“The Apache were excellent horsemen, and small groups of them were able to raid and terrorize large areas. These raids, thefts, and captures lasted for two hundred years. Only after the Americans arrived around 1850 was any attempt made to stop them, and this effort took forty years.

“When the Apache first migrated into the Southwest, one weapon they possessed was the arctic-type bow. It was of Asiatic origin, and far superior to any bow then made in their new homeland. …

“The sign of the cross existed in much of the Apache symbolism, but it held no Christian meaning for them. It represented the four cardinal points and the four winds. Thus a warrior painted a cross on the foot of his moccasins before he went into strange country, in hopes that it would keep him from becoming lost. …

“As early as 1538 a Spanish priest wrote about the Navaho and called them Apache del Navahu. …

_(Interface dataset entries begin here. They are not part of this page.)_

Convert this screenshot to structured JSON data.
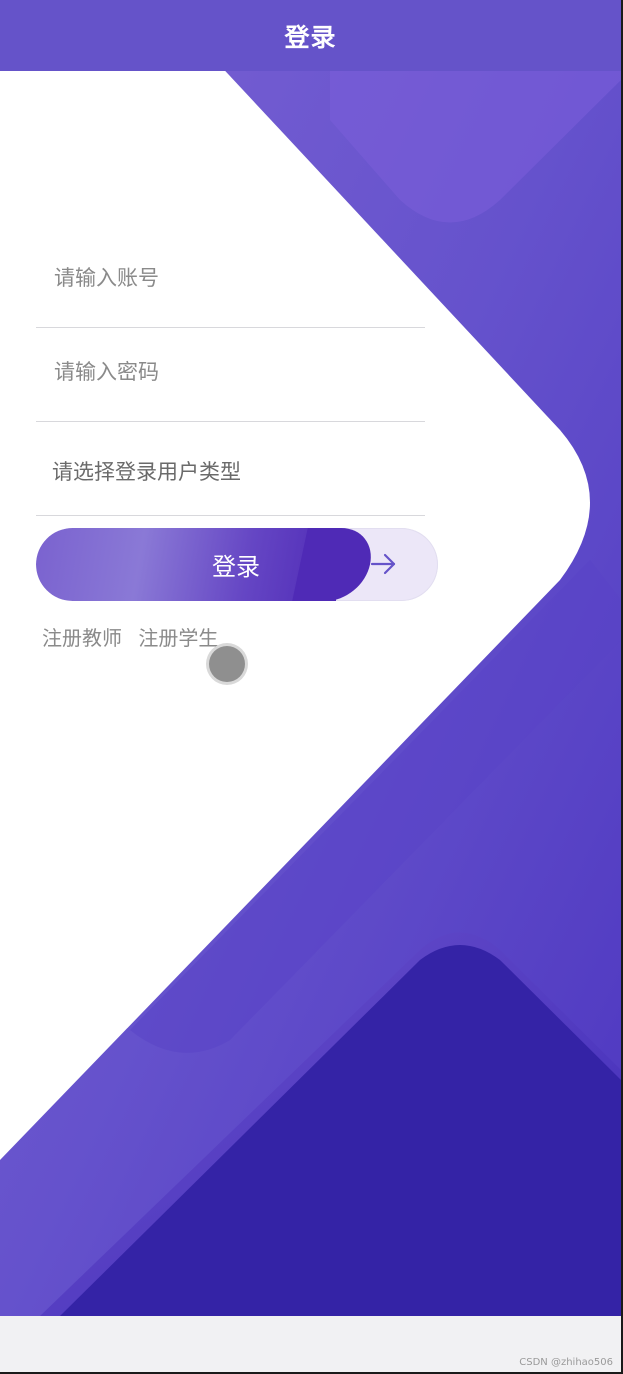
{
  "header": {
    "title": "登录"
  },
  "form": {
    "account_placeholder": "请输入账号",
    "password_placeholder": "请输入密码",
    "user_type_placeholder": "请选择登录用户类型",
    "login_label": "登录",
    "arrow_icon": "arrow-right-icon"
  },
  "links": {
    "register_teacher": "注册教师",
    "register_student": "注册学生"
  },
  "watermark": "CSDN @zhihao506",
  "colors": {
    "primary": "#6553c9",
    "deep_purple": "#3423a6",
    "button_light": "#ece7f8"
  }
}
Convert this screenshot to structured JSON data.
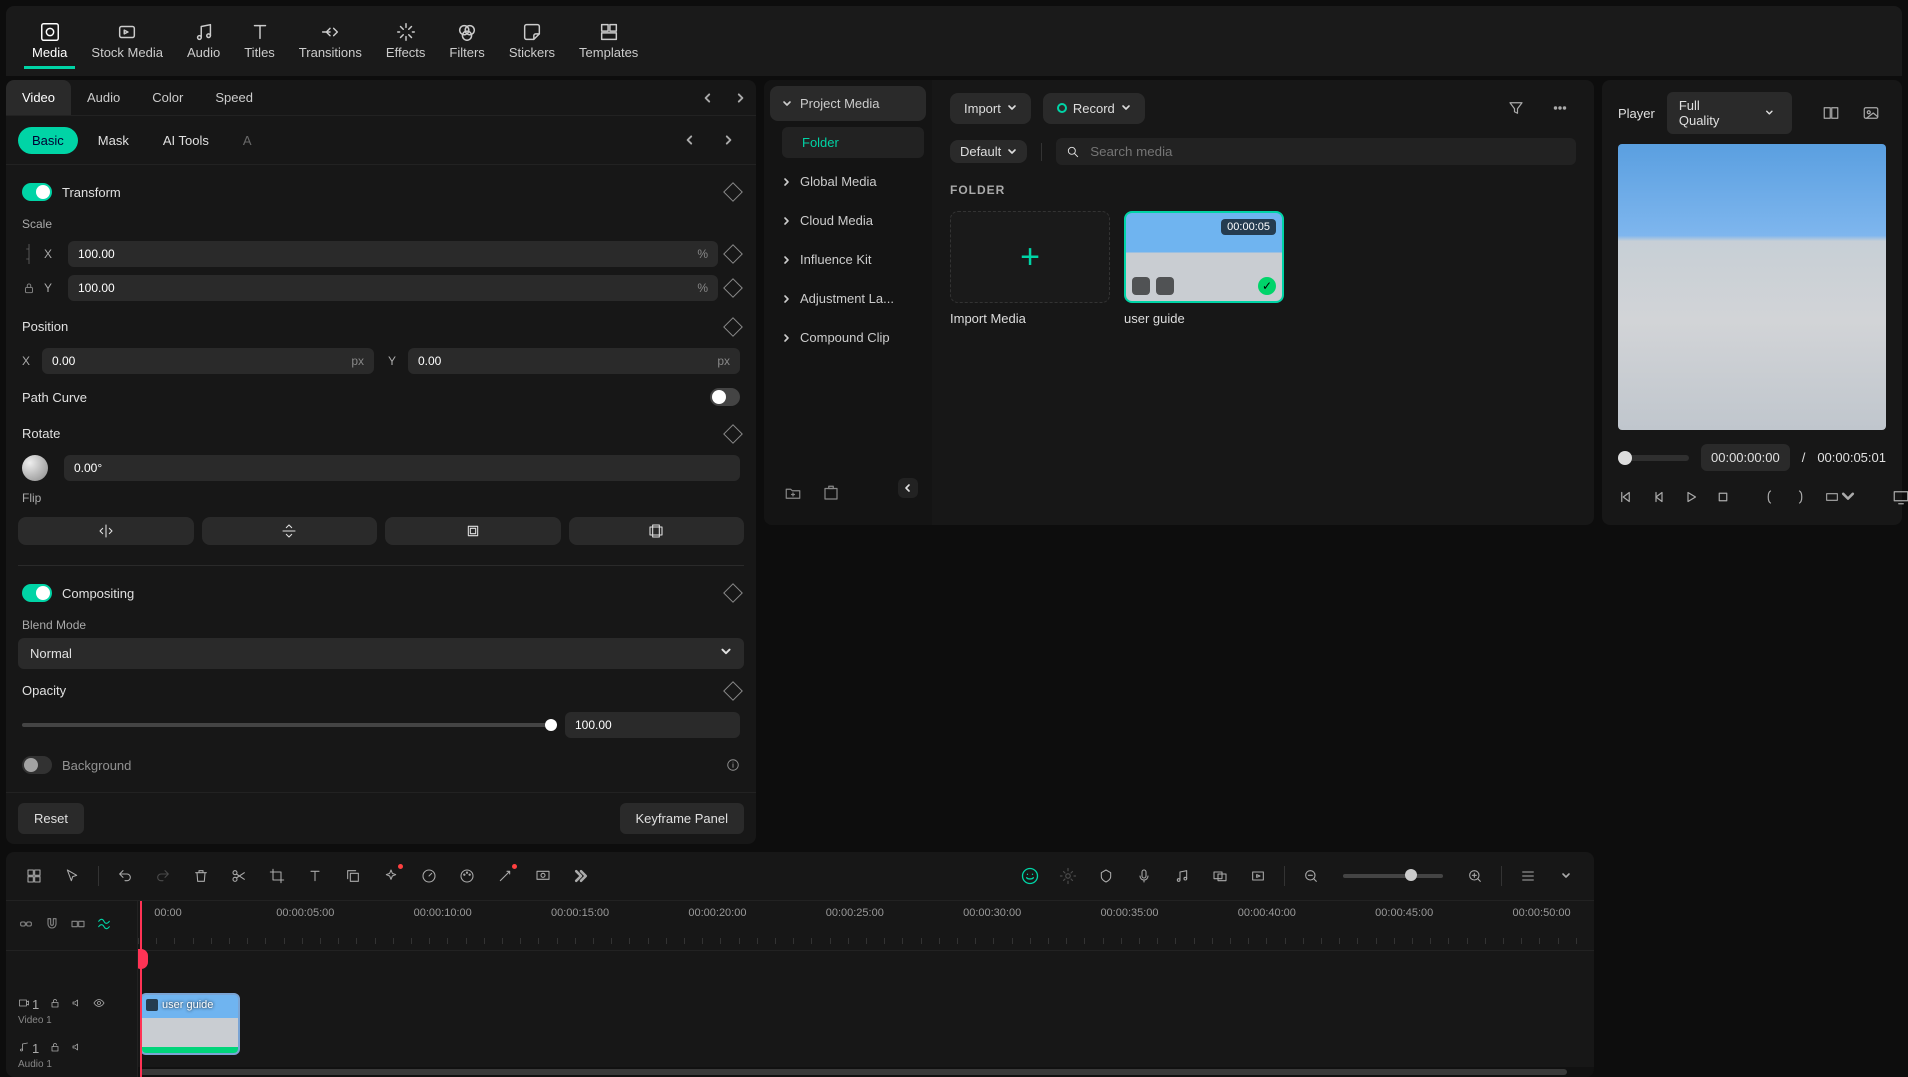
{
  "top_tabs": [
    {
      "id": "media",
      "label": "Media",
      "icon": "media"
    },
    {
      "id": "stock",
      "label": "Stock Media",
      "icon": "stock"
    },
    {
      "id": "audio",
      "label": "Audio",
      "icon": "audio"
    },
    {
      "id": "titles",
      "label": "Titles",
      "icon": "titles"
    },
    {
      "id": "transitions",
      "label": "Transitions",
      "icon": "trans"
    },
    {
      "id": "effects",
      "label": "Effects",
      "icon": "effects"
    },
    {
      "id": "filters",
      "label": "Filters",
      "icon": "filters"
    },
    {
      "id": "stickers",
      "label": "Stickers",
      "icon": "stickers"
    },
    {
      "id": "templates",
      "label": "Templates",
      "icon": "templates"
    }
  ],
  "media_side": {
    "project": "Project Media",
    "folder": "Folder",
    "items": [
      "Global Media",
      "Cloud Media",
      "Influence Kit",
      "Adjustment La...",
      "Compound Clip"
    ]
  },
  "media": {
    "import": "Import",
    "record": "Record",
    "default": "Default",
    "search_ph": "Search media",
    "crumb": "FOLDER",
    "import_media": "Import Media",
    "clip_name": "user guide",
    "clip_dur": "00:00:05"
  },
  "player": {
    "label": "Player",
    "quality": "Full Quality",
    "cur": "00:00:00:00",
    "sep": "/",
    "total": "00:00:05:01"
  },
  "inspector": {
    "tabs": [
      "Video",
      "Audio",
      "Color",
      "Speed"
    ],
    "subtabs": [
      "Basic",
      "Mask",
      "AI Tools",
      "A"
    ],
    "sections": {
      "transform": "Transform",
      "scale": "Scale",
      "scale_x": "100.00",
      "scale_y": "100.00",
      "pct": "%",
      "X": "X",
      "Y": "Y",
      "position": "Position",
      "pos_x": "0.00",
      "pos_y": "0.00",
      "px": "px",
      "pathcurve": "Path Curve",
      "rotate": "Rotate",
      "rot_val": "0.00°",
      "flip": "Flip",
      "compositing": "Compositing",
      "blend": "Blend Mode",
      "blend_val": "Normal",
      "opacity": "Opacity",
      "opacity_val": "100.00",
      "background": "Background"
    },
    "reset": "Reset",
    "keyframe": "Keyframe Panel"
  },
  "timeline": {
    "ticks": [
      "00:00",
      "00:00:05:00",
      "00:00:10:00",
      "00:00:15:00",
      "00:00:20:00",
      "00:00:25:00",
      "00:00:30:00",
      "00:00:35:00",
      "00:00:40:00",
      "00:00:45:00",
      "00:00:50:00"
    ],
    "tracks": {
      "video": "Video 1",
      "audio": "Audio 1",
      "v": "1",
      "a": "1"
    },
    "clip": "user guide"
  }
}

“Even Navaho women went to war, and thereby gained high positions within the tribe. War usually meant a raid on one of the peaceful Pueblo tribes or on a Mexican village. …

“Raids on other tribes were conducted primarily to capture slaves. … Unlike the Apache, they did not torture their captives, though at times they did take scalps.”

EvX: This brings us to the end of this series; I hope you have enjoyed it, not just for the glances back at the history of the peoples of America (and Canada,) but also for a look at the sort of books children in the 50s were reading.